Notably, there is a need for a clearer legal framework that guides the use of AI in FRT. This framework should address issues such as data protection, biometric facial recognition, and human rights. There is also a need for more transparency from law enforcement agencies about their use of AI in facial recognition systems.

The Role of the Biometrics Commissioner

The Biometrics Commissioner plays an essential role in overseeing the use of FRT in the UK. The commissioner’s office is responsible for ensuring that law enforcement agencies, including the South Wales Police and other police forces, adhere to the rules and regulations surrounding the use of live facial recognition (LFR) technology.

However, the role of the Biometrics Commissioner in regulating the use of FRT has been subject to criticism. Some argue that the commissioner’s office lacks the power and resources necessary to provide effective oversight.

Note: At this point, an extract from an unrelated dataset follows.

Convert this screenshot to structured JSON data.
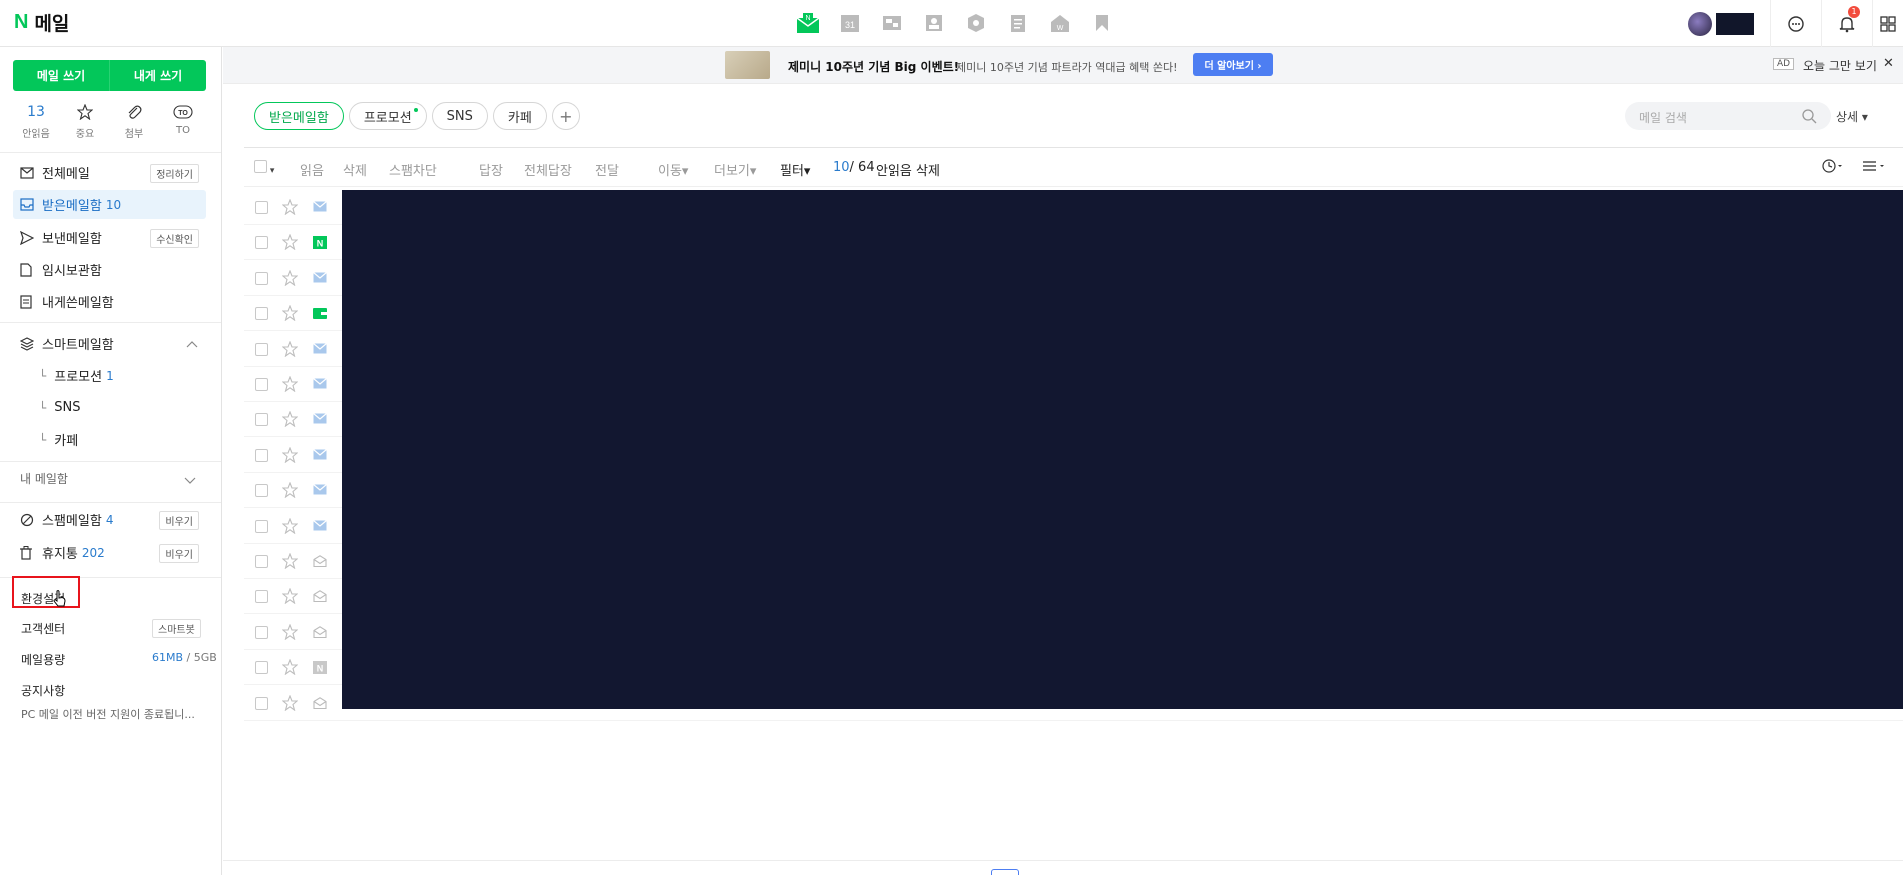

The Biometrics Commissioner should ideally ensure that facial images and personal data collected through FRT are used responsibly, and that the rights of individuals are not infringed upon. By doing so, the commissioner could play a crucial role in striking a delicate balance between enhancing security and protecting privacy.


In conclusion, the use of Facial Recognition Technology in UK public spaces raises complex ethical and legal considerations. While it holds potential as a tool for enhancing security measures, it also presents risks to privacy and human rights. The concerns regarding the accuracy and bias of AI-driven recognition technology, the lack of transparency in law enforcement’s use of FRT, and the potential misuse of personal data are valid and require careful consideration.

The role of the Biometrics Commissioner and the need for a clear legal framework governing the use of FRT are also critical issues. Moving forward, it is crucial to address these concerns in order to maintain a balance between public safety and the protection of individual rights.

As it stands, the public’s demand for more transparency and better legal protection indicates that the debate surrounding the ethical use of FRT is far from over. However, it also presents an opportunity for law enforcement agencies and legislators to work together to develop regulations and practices that protect individuals’ rights while also leveraging the potential of this powerful technology. As such, it is clear that the future of FRT in the UK will continue to be a topic of intense discussion and scrutiny.